  • a couple cranks of black pepper
  • a lot of dried oregano. (1-2TBs? I take of the shaker and pour)
  • a dash of dried basil (changed my mind and decided against it)
  • a fair amount of chipotle pepper (2-3 tsp?)
  • a dash of cinnamon, since my favorite food blog recommends it with beef
Mixed it all in and cook until the carrots are almost tender. Dumped in a greased pan. Topped with (in order):
  • Some grated cheddar cheese
  • Leftover mashed potatoes. Thinned with milk and spread as thin as needed to cover the entire pan. Made designs in them using my fork.
  • Dotted with a small amount of butter
  • Dusted with Hungarian paprika
I baked it at 350F for about 30 min. It really just needs the top browned and the potatoes warmed. I should have had it on a higher rack or a higher temperature to get good browning. I forgot that I sometime just put it under the broiler. But I ran out of time and it was tasty even if it wasn't nicely browned.

Beef: It's What's for Dinner.

I just bought half a side of beef. Adulthood has definitely set in.

I mentioned in passing to my Brother-in-law (BIL), that I've always toyed with the idea of ordering part of a cow so that I'd have meat on hand in my freezer. He loved the idea and suggested we could split a side of beef. To get us started, he suggested I research the beef -- finding local, pasture-raised cows and checking the cost -- while he'd look into getting a larger freezer.

Surfing the web, I found many warning articles about just what we were getting ourselves into. Finding actual farms that specificly listed the prices on sides of beef was trick. Eventually we decided on Vermont Natural Beef. Unfortunately we were a little late getting our act in gear and their sides were sold out. So we went with Austin Farms, the meat purveyor at the local farmer's market.

What we got
Beef is sold by the hanging weight, that is the weight of the cow carcass after it's been slaughtered, but not aged or butchered. Beef will lose about 20% of its hanging weight in the butchering process.

Our hanging weight was 381 lbs for a side of beef. We got it at $3.00/lb for a total of $1143. That included cutting and delivery to the farmer's market. That works out to about $3.75/lb for 304lbs of beef, 150lbs being my share.
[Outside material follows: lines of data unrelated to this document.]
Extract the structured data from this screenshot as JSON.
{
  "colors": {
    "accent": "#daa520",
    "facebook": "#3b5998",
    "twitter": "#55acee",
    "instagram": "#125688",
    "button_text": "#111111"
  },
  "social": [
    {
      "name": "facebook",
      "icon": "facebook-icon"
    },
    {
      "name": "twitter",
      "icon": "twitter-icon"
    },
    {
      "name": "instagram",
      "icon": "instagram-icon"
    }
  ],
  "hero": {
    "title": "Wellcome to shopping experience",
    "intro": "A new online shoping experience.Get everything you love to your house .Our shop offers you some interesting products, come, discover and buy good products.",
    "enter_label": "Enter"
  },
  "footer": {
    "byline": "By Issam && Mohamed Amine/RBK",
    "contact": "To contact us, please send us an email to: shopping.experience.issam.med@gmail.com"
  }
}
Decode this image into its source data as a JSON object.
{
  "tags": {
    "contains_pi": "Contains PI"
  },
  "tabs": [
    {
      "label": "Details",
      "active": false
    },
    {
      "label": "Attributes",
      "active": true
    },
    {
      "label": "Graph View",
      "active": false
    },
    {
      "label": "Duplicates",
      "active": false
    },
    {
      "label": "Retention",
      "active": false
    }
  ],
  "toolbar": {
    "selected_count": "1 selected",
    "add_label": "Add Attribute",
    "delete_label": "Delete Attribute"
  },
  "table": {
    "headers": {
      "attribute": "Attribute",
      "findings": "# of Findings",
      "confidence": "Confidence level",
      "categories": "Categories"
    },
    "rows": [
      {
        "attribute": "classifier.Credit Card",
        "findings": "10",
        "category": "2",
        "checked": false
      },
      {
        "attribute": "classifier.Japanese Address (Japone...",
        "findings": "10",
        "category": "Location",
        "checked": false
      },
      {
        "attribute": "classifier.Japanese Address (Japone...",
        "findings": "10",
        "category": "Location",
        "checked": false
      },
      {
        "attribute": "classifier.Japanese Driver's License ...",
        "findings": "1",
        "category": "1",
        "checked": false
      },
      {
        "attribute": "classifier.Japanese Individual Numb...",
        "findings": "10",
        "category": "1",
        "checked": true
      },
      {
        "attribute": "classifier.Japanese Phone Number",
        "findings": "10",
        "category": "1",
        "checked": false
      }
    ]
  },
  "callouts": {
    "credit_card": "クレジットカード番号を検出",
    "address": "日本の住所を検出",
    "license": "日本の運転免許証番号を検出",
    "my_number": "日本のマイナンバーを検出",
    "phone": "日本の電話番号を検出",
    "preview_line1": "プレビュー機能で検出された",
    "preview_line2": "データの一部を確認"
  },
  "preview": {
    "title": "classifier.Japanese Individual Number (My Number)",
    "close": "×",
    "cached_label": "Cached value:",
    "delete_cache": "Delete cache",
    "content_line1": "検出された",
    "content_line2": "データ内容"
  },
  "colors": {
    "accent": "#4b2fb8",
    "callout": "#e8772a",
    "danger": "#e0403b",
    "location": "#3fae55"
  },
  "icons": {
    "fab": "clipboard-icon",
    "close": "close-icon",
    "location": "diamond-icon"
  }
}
I talked through the cutting over the phone, so I don't have a cutsheet handy. Basically we went for steaks and roasts when possible, followed by stew meat, and as little of ground beef as we could (which is still many, many pounds). Steaks an inch thick, roasts about 3 lb, other things in 1lb packages. Yes to all the extra options.

The beef came frozed, wrapped in plastic. This surprised me as I was expecting paper wrap. Everything frozen solid was a benefit, since I'm not sure how long it would have taken the freeze to do it.

BIL and I simple divided it up, 1 package ground beef for me, 1 package for you, thoughout the contents. The soup bones I was expecting, the suet I was not. There's a lot more liver than I thought a cow needed.

We also got the heart and tongue. I opted for the heart since I have fond childhood memories of eating heart. BIL got the tongue. Unfortunately his wife does not have fond childhood memories of eating tongue, but that's his problem not mine.

Most of the beef is stored in his new deep freezer. Every few weeks I plan on visiting and taking a bit more of my share back home. Hopefully the hubby and I can eat our way though it all sometime this year.

The plan is to blog the things I cook with this beef and perhaps get some recipes or ideas for things to make. Especially for the liver and ground beef.

150lb of beef. What was I thinking?